We believe that mandating the inclusion of cyber risk information in annual reports, or the introduction of legal provisions for cyber audit, is unlikely to be an effective way of encouraging large-scale change in cyber risk management. Instead, the National Cyber Security Centre plans to work with stakeholders to develop guidance for investors. The long-term aim of the organisation is to include cybersecurity in the guidance it provides to businesses on the kind of information it wants to see in an annual report, and in the reports it provides to investors each year on every listed company.

Amendment 106 is very broad in its aims and, as such, could have unintended consequences for the diverse range of grants that the Government fund each year. The supporting audit and insurance regime would be costly and challenging to enforce given the diversity of grant recipients, including those from voluntary and research communities. Furthermore, this amendment is unnecessary as many of these checks are in place as a matter of routine. The level of cybersecurity risk in grants will continue to be monitored and consideration given to how recently launched grant standards could be used to strengthen guidance in this area. This provides a far more flexible and proportionate solution than legislation.
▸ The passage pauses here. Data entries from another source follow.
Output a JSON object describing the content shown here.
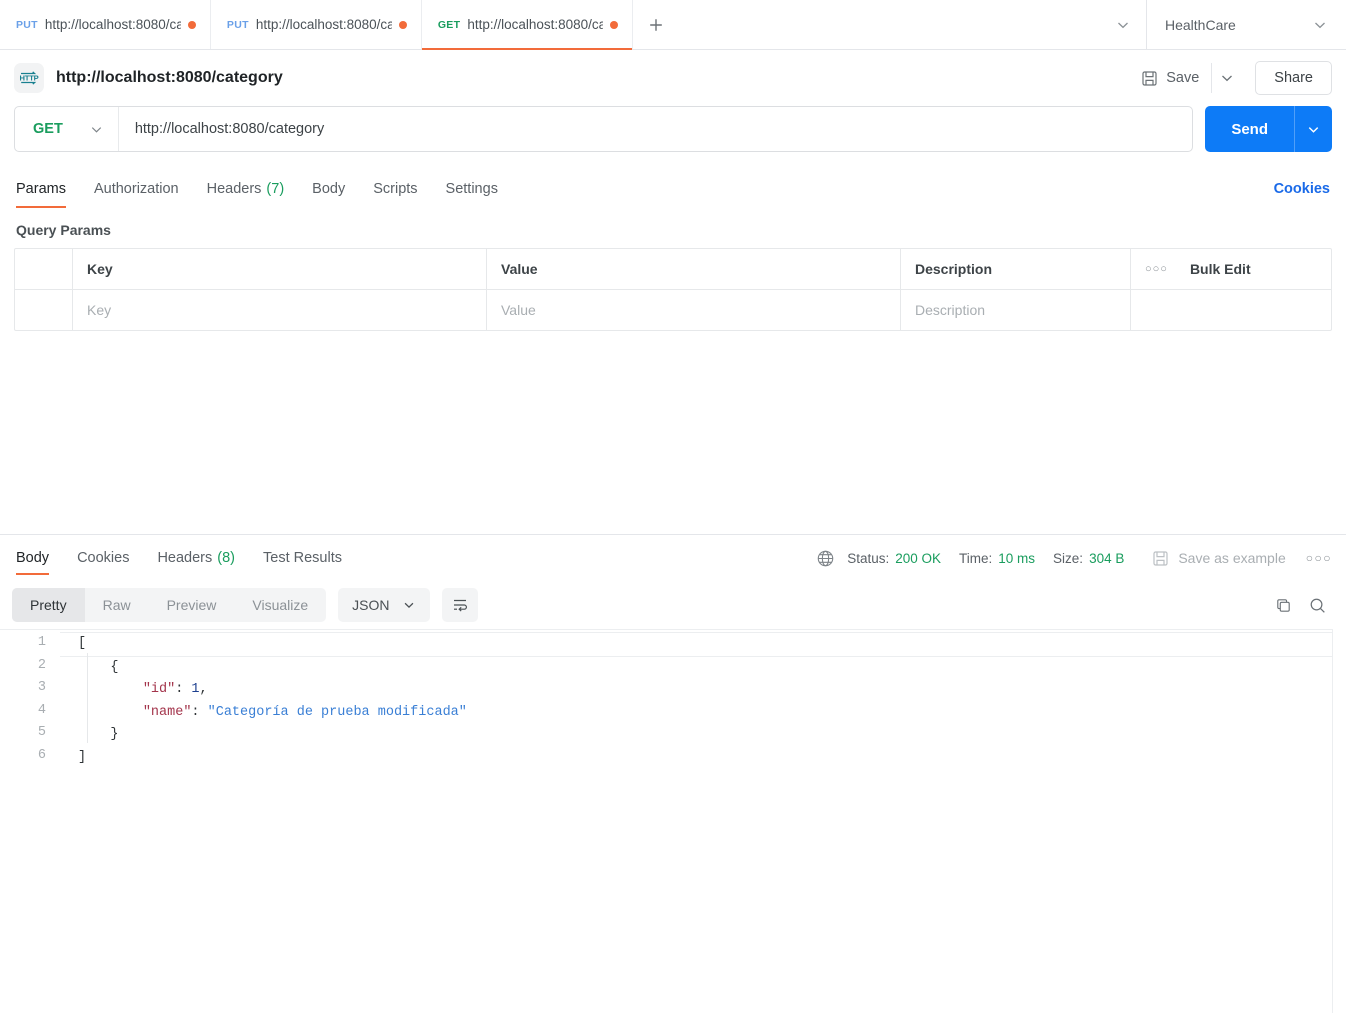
{
  "tabbar": {
    "tabs": [
      {
        "method": "PUT",
        "method_class": "put",
        "label": "http://localhost:8080/ca",
        "unsaved": true,
        "active": false
      },
      {
        "method": "PUT",
        "method_class": "put",
        "label": "http://localhost:8080/ca",
        "unsaved": true,
        "active": false
      },
      {
        "method": "GET",
        "method_class": "get",
        "label": "http://localhost:8080/ca",
        "unsaved": true,
        "active": true
      }
    ],
    "add_label": "+",
    "workspace": "HealthCare"
  },
  "request_header": {
    "protocol_badge": "HTTP",
    "title": "http://localhost:8080/category",
    "save_label": "Save",
    "share_label": "Share"
  },
  "url_bar": {
    "method": "GET",
    "url": "http://localhost:8080/category",
    "send_label": "Send"
  },
  "request_tabs": {
    "items": [
      {
        "label": "Params",
        "count": "",
        "active": true
      },
      {
        "label": "Authorization",
        "count": "",
        "active": false
      },
      {
        "label": "Headers",
        "count": "(7)",
        "active": false
      },
      {
        "label": "Body",
        "count": "",
        "active": false
      },
      {
        "label": "Scripts",
        "count": "",
        "active": false
      },
      {
        "label": "Settings",
        "count": "",
        "active": false
      }
    ],
    "cookies_link": "Cookies"
  },
  "query_params": {
    "section_title": "Query Params",
    "columns": {
      "key": "Key",
      "value": "Value",
      "description": "Description"
    },
    "bulk_edit_label": "Bulk Edit",
    "rows": [
      {
        "key_placeholder": "Key",
        "value_placeholder": "Value",
        "description_placeholder": "Description"
      }
    ]
  },
  "response": {
    "tabs": [
      {
        "label": "Body",
        "count": "",
        "active": true
      },
      {
        "label": "Cookies",
        "count": "",
        "active": false
      },
      {
        "label": "Headers",
        "count": "(8)",
        "active": false
      },
      {
        "label": "Test Results",
        "count": "",
        "active": false
      }
    ],
    "status_label": "Status:",
    "status_value": "200 OK",
    "time_label": "Time:",
    "time_value": "10 ms",
    "size_label": "Size:",
    "size_value": "304 B",
    "save_example_label": "Save as example",
    "format_tabs": [
      {
        "label": "Pretty",
        "active": true
      },
      {
        "label": "Raw",
        "active": false
      },
      {
        "label": "Preview",
        "active": false
      },
      {
        "label": "Visualize",
        "active": false
      }
    ],
    "language": "JSON",
    "body_lines": [
      {
        "n": "1",
        "active": true,
        "tokens": [
          {
            "t": "[",
            "c": "tk-punct"
          }
        ]
      },
      {
        "n": "2",
        "active": false,
        "tokens": [
          {
            "t": "    {",
            "c": "tk-punct"
          }
        ]
      },
      {
        "n": "3",
        "active": false,
        "tokens": [
          {
            "t": "        ",
            "c": "tk-punct"
          },
          {
            "t": "\"id\"",
            "c": "tk-key"
          },
          {
            "t": ": ",
            "c": "tk-punct"
          },
          {
            "t": "1",
            "c": "tk-num"
          },
          {
            "t": ",",
            "c": "tk-punct"
          }
        ]
      },
      {
        "n": "4",
        "active": false,
        "tokens": [
          {
            "t": "        ",
            "c": "tk-punct"
          },
          {
            "t": "\"name\"",
            "c": "tk-key"
          },
          {
            "t": ": ",
            "c": "tk-punct"
          },
          {
            "t": "\"Categoría de prueba modificada\"",
            "c": "tk-str"
          }
        ]
      },
      {
        "n": "5",
        "active": false,
        "tokens": [
          {
            "t": "    }",
            "c": "tk-punct"
          }
        ]
      },
      {
        "n": "6",
        "active": false,
        "tokens": [
          {
            "t": "]",
            "c": "tk-punct"
          }
        ]
      }
    ]
  },
  "colors": {
    "accent_orange": "#f26b3a",
    "send_blue": "#0d7bf7",
    "link_blue": "#1a6ae8",
    "success_green": "#1a9d5e",
    "json_key": "#a3344b",
    "json_string": "#3a7fd5",
    "json_number": "#1d3f8f"
  }
}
With respect to subsection (2) of the proposed new clause in Amendment 106, the Government are already taking tangible steps to reduce the level of cybersecurity risk in their supply chain. As of October 2014, suppliers of central government contracts that involve the handling of personal data or the supply of IT products and services must demonstrate they have met the technical requirements set out as part of either the government-owned Cyber Essentials scheme or a suitable equivalent. The scheme was developed jointly with GCHQ and industry to support organisations of all sizes and across all sectors in getting a good, basic level of online security in place. In response to my noble friend Lord Arbuthnot I would observe that, as of the end of December 2016, nearly 5,500 certificates had been issued under the scheme, and we have a strategy in place to significantly increase the adoption of the scheme over the coming year. With that explanation, I hope my noble friend will withdraw his amendment.